The main part of the village is along the High Street. The new parish church, the school and the chapel were all built here in the late 19th century. Many of the houses here are early 19th century. The brick gutters running along either side of the road were constructed to replace earlier unpaved ditches in 1868 when the vestry was particularly concerned with the insanitary state of the parish. A number of the cottages flank the road so closely that at that date dirt and damp from these ditches sometimes seeped through their walls.
The biggest change in the 20th century was the onset of World War One when the Wylye Valley was chosen as an area for assembling and training troops. At one point there were approximately 55,000 men camped at Codford, Sutton Veny and Longbridge Deverill. Such a large number of men had a significant impact on the community. Residents of the time never forgot the sights they saw. One vividly described the sight of the troops leaving the Palace Cinema. 'When they turned out of there at night…….you could have walked on their heads, they were just like a flock of sheep, they took every inch of the road you couldn't walk against them.'

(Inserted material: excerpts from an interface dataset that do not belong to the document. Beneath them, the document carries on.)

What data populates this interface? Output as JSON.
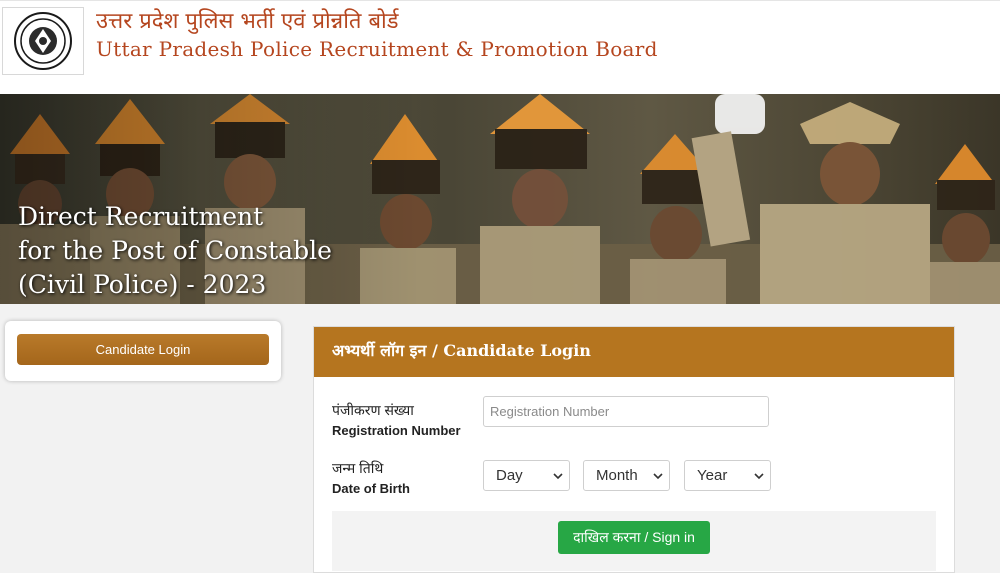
{
  "header": {
    "title_hindi": "उत्तर प्रदेश पुलिस भर्ती एवं प्रोन्नति बोर्ड",
    "title_english": "Uttar Pradesh Police Recruitment & Promotion Board",
    "logo_icon": "up-police-emblem-icon"
  },
  "banner": {
    "line1": "Direct Recruitment",
    "line2": "for the Post of Constable",
    "line3": "(Civil Police) - 2023"
  },
  "sidebar": {
    "candidate_login_label": "Candidate Login"
  },
  "login_card": {
    "title": "अभ्यर्थी लॉग इन / Candidate Login",
    "registration": {
      "label_hindi": "पंजीकरण संख्या",
      "label_english": "Registration Number",
      "placeholder": "Registration Number",
      "value": ""
    },
    "dob": {
      "label_hindi": "जन्म तिथि",
      "label_english": "Date of Birth",
      "day": "Day",
      "month": "Month",
      "year": "Year"
    },
    "submit_label": "दाखिल करना / Sign in"
  },
  "colors": {
    "brand_text": "#b5461f",
    "card_header": "#b5751f",
    "button_gold": "#a4661b",
    "submit_green": "#27a745"
  }
}
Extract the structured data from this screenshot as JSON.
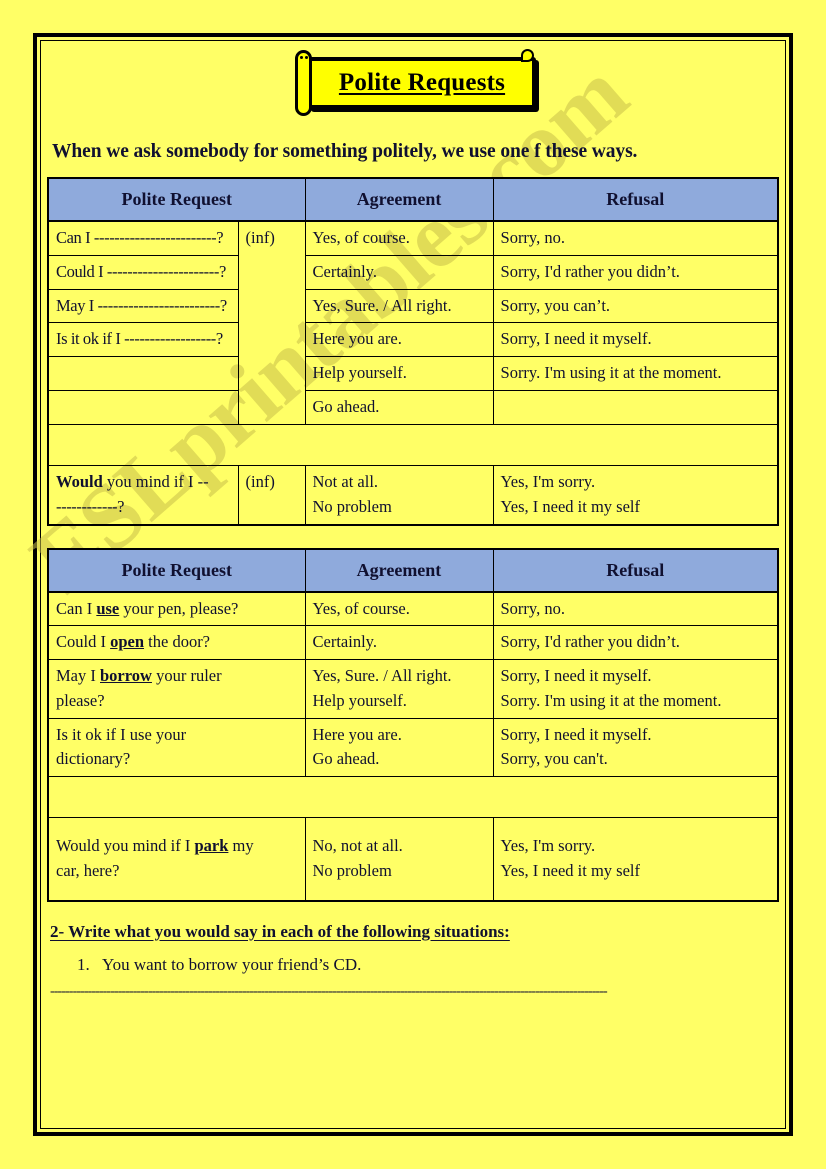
{
  "title": "Polite Requests",
  "intro": "When we ask somebody for something politely, we use one f these ways.",
  "table_headers": {
    "request": "Polite Request",
    "agreement": "Agreement",
    "refusal": "Refusal"
  },
  "inf_label": "(inf)",
  "table1": {
    "requests": [
      "Can I ------------------------?",
      "Could I ----------------------?",
      "May I ------------------------?",
      "Is it ok if I ------------------?",
      "",
      ""
    ],
    "agreements": [
      "Yes, of course.",
      "Certainly.",
      "Yes, Sure. / All right.",
      "Here you are.",
      "Help yourself.",
      "Go ahead."
    ],
    "refusals": [
      "Sorry, no.",
      "Sorry, I'd rather you didn’t.",
      "Sorry, you can’t.",
      "Sorry, I need it myself.",
      "Sorry. I'm using it at the moment.",
      ""
    ],
    "wouldmind_row": {
      "request_bold": "Would",
      "request_rest": " you mind if I --",
      "request_line2": "------------?",
      "agreement_line1": "Not at all.",
      "agreement_line2": "No problem",
      "refusal_line1": "Yes, I'm sorry.",
      "refusal_line2": "Yes, I need it my self"
    }
  },
  "table2": {
    "rows": [
      {
        "req_pre": "Can I ",
        "req_bold": "use",
        "req_post": " your pen, please?",
        "req_line2": "",
        "agreement1": "Yes, of course.",
        "agreement2": "",
        "refusal1": "Sorry, no.",
        "refusal2": ""
      },
      {
        "req_pre": "Could I ",
        "req_bold": "open",
        "req_post": " the door?",
        "req_line2": "",
        "agreement1": "Certainly.",
        "agreement2": "",
        "refusal1": "Sorry, I'd rather you didn’t.",
        "refusal2": ""
      },
      {
        "req_pre": "May I ",
        "req_bold": "borrow",
        "req_post": " your ruler",
        "req_line2": "please?",
        "agreement1": "Yes, Sure. / All right.",
        "agreement2": "Help yourself.",
        "refusal1": "Sorry, I need it myself.",
        "refusal2": "Sorry. I'm using it at the moment."
      },
      {
        "req_pre": "Is it ok if I use your",
        "req_bold": "",
        "req_post": "",
        "req_line2": "dictionary?",
        "agreement1": "Here you are.",
        "agreement2": "Go ahead.",
        "refusal1": "Sorry, I need it myself.",
        "refusal2": "Sorry, you can't."
      }
    ],
    "wouldmind_row": {
      "req_pre": "Would you mind if I ",
      "req_bold": "park",
      "req_post": " my",
      "req_line2": "car, here?",
      "agreement1": "No, not at all.",
      "agreement2": "No problem",
      "refusal1": "Yes, I'm sorry.",
      "refusal2": "Yes, I need it my self"
    }
  },
  "exercise": {
    "heading": "2- Write what you would say in each of the following situations:",
    "items": [
      "You want to borrow your friend’s CD."
    ],
    "answer_line": "----------------------------------------------------------------------------------------------------------------------------------------------------"
  },
  "watermark": "ESLprintables.com",
  "colors": {
    "page_background": "#FFFF66",
    "header_blue": "#8FAADC",
    "text_navy": "#101030",
    "banner_yellow": "#FFFF00",
    "watermark": "#C9C14A"
  }
}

One good thing to come out of it all was a boom in the local economy. Many small shops sprang up to cater for the soldiers' needs and local traders flourished. Some of the local civilian population found work with hut building or constructing the railway line from Heytesbury station to Sutton Veny and photographers supplied postcards for the soldiers to send home. Printers and stationers provided souvenir booklets of the men and the camps. It was, of course, also a difficult time. As well as the horrors of war, Sutton Veny suffered an epidemic of Spanish flu. This occurred in 1918 and 169 Australian soldiers were buried in St. John's churchyard. Every year since, on Anzac Day (25th April) a service had been held in their memory and children from the school place flowers on the graves.
Leisure time in Sutton Veny was spent in much the same way as other villages. A cricket club was founded c.1900. The Women's Institute began in 1920. A bowling club ran for many years and North End Farm had a tennis court. There were two pubs, The Woolpack and The Bell, the latter closing in the early 1960s. Duck Street had an off-licence, which closed in the 1970s. Booker Hall was given by the Rev. Booker c.1900 as a reading and lecture room. It was occasionally used as a meeting room. In the 1960s a thriving Youth Club met here several times a week. The village finally got a new hall in 1972. It was enlarged in 1982 and used by numerous groups, including Brownies, Cub Scouts, and a Youth Club. The cricket club also started again. In the year 2000 the Women's Institute planted cherry trees on The Green to celebrate their 80th anniversary.